This levitating stock market is terrible news for anyone who wants to actually retire. That’s because it’s keeping S&P 500 dividend yields in the dumpster, at a hair under 1.9% now.
But there’s a better way—an 8% retirement-survival strategy, to be specific—that’ll earn you $40,000 annually on a $500,000 portfolio. With capital gains upside, to boot.
You read that right.
Most “first-level” investors have no clue the investments I’m going to tell you about even exist.

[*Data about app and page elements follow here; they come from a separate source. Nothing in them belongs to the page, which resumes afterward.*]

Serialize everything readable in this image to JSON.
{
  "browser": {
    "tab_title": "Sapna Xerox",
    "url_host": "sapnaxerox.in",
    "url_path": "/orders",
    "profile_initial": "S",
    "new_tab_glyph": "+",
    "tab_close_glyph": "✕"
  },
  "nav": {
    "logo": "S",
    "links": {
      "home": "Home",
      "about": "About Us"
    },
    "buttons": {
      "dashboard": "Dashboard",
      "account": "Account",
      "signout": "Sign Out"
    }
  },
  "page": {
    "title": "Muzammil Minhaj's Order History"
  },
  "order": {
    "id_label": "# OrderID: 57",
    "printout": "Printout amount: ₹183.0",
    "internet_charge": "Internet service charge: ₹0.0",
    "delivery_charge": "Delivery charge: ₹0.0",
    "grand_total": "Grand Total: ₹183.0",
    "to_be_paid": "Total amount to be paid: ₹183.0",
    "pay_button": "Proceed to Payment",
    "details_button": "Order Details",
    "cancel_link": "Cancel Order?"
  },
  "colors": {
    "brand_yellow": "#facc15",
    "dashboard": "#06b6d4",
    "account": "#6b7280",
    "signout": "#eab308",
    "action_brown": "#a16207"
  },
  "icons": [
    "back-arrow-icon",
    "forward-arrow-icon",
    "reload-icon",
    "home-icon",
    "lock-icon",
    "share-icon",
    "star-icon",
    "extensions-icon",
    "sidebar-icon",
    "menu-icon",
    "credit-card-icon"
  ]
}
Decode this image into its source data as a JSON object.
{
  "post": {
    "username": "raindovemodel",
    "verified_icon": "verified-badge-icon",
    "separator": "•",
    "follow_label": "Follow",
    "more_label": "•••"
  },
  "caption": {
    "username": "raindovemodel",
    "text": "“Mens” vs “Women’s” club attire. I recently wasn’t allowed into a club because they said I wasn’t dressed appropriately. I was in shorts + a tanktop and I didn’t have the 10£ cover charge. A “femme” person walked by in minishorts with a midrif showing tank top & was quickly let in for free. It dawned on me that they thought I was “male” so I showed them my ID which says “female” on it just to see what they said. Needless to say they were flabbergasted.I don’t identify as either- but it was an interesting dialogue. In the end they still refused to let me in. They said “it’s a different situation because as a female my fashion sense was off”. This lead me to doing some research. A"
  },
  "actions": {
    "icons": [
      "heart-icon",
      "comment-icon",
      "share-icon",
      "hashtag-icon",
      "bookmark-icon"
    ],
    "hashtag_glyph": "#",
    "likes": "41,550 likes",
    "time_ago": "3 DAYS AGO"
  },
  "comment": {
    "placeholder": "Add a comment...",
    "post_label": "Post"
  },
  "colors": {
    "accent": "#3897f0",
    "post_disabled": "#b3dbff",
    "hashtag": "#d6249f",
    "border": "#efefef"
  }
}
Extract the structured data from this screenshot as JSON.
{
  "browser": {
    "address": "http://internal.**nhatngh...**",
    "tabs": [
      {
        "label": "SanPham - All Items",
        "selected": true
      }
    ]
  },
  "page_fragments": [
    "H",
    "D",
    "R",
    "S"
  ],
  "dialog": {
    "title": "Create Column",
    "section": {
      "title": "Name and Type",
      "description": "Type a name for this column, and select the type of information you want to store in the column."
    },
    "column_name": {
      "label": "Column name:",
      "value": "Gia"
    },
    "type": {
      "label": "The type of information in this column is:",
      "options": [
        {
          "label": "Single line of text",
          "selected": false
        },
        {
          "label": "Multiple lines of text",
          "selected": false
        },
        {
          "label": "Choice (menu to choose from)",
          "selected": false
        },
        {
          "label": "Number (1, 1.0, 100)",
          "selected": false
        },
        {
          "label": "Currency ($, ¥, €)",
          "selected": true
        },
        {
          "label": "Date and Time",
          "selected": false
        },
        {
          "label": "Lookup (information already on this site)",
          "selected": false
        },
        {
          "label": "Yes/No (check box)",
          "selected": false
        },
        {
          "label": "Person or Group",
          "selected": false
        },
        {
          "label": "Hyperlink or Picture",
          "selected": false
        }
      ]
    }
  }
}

That’s why most folks pile into blue chips, wrongly thinking they’re the ones at fault for not having saved the massive nest egg they need to get a livable income stream.
And when I say massive, I’m not kidding.
At 1.9%, you’d need more than two million dollars just to bring in $40,000 in dividend payouts—the bare minimum many folks would need to retire. And as I’ve written before, retiring on dividends alone is something you need to aim for if you want to safeguard your golden years from market meltdowns.
Your Retirement Rescue Plan
This is where that strategy I just mentioned comes in.
It may surprise you to hear that there are plenty of safe investments out there that will hand us an 8% yield—enough to get us our $40,000 in income on just a $500,000 nest egg.
The trick is to go beyond the S&P 500 and dip into quieter corners of the market—places where the big institutional players don’t bother looking, but are still plenty liquid for you and me.
That’s exactly what my “8% No-Withdrawal” portfolio (which you can read about here) does. And today we’re going to zero in on one of the three asset classes that make it up: closed-end funds—including one CEF that’s a smart buy now.
One Stop for a 9% Yield and Upside
Not familiar with closed-end funds? There are really only three things you need to know about them:
- There are only about 500 CEFs out there, so they’re off the herd’s (and the big guys’) radar … but that’s starting to change.
- You can often swap your “regular” stocks for CEFs holding the exact same names but with one crucial difference: you’ll get an outsized yield—that’s right: I’m talking 8%, 9% and even higher!
- Unlike mutual funds and ETFs, CEFs can’t issue new shares after their IPOs. This means that many of these funds trade at big discounts to their net asset values (NAV; or the value of their underlying holdings).The upshot? Our upside is virtually locked in as those discounts snap back to “normal” levels.
A terrific example: the Liberty All-Star Equity Fund (NYSE:USA), which throws off a gaudy 9.0% dividend yield as I write, or more than 4.5 times what your average S&P 500 stock pays.
How? By using a carefully crafted strategy of buying top-notch stocks when they’re cheap, selling when they’re overvalued and sending the gains out to investors as dividends.
My colleague, CEF expert Michael Foster, pounded the table on USA on May 1, and the fund has gone on to deliver a solid 6.7% total return since then.
Performance Fit for a Patriot
This is why I love CEFs: despite that jump, USA still trades at a 12% discount to NAV. This is basically free money: we’re getting the fund’s top-quality holdings at $0.88 on the dollar!
Granted, that’s less than the 17% markdown you’d have gotten in November, but it isn’t far above the 14.9% average over the last year, so we’re getting an extra layer of price stability as we collect USA’s hefty dividend.
Plus, the fund has traded at discounts as narrow as 1% in the past 10 years, so there’s still plenty of upside here, too.
As the ticker suggests, USA’s holdings are domestic stocks many folks own anyway, making switching over to the fund easy. Check out USA’s top 20 picks: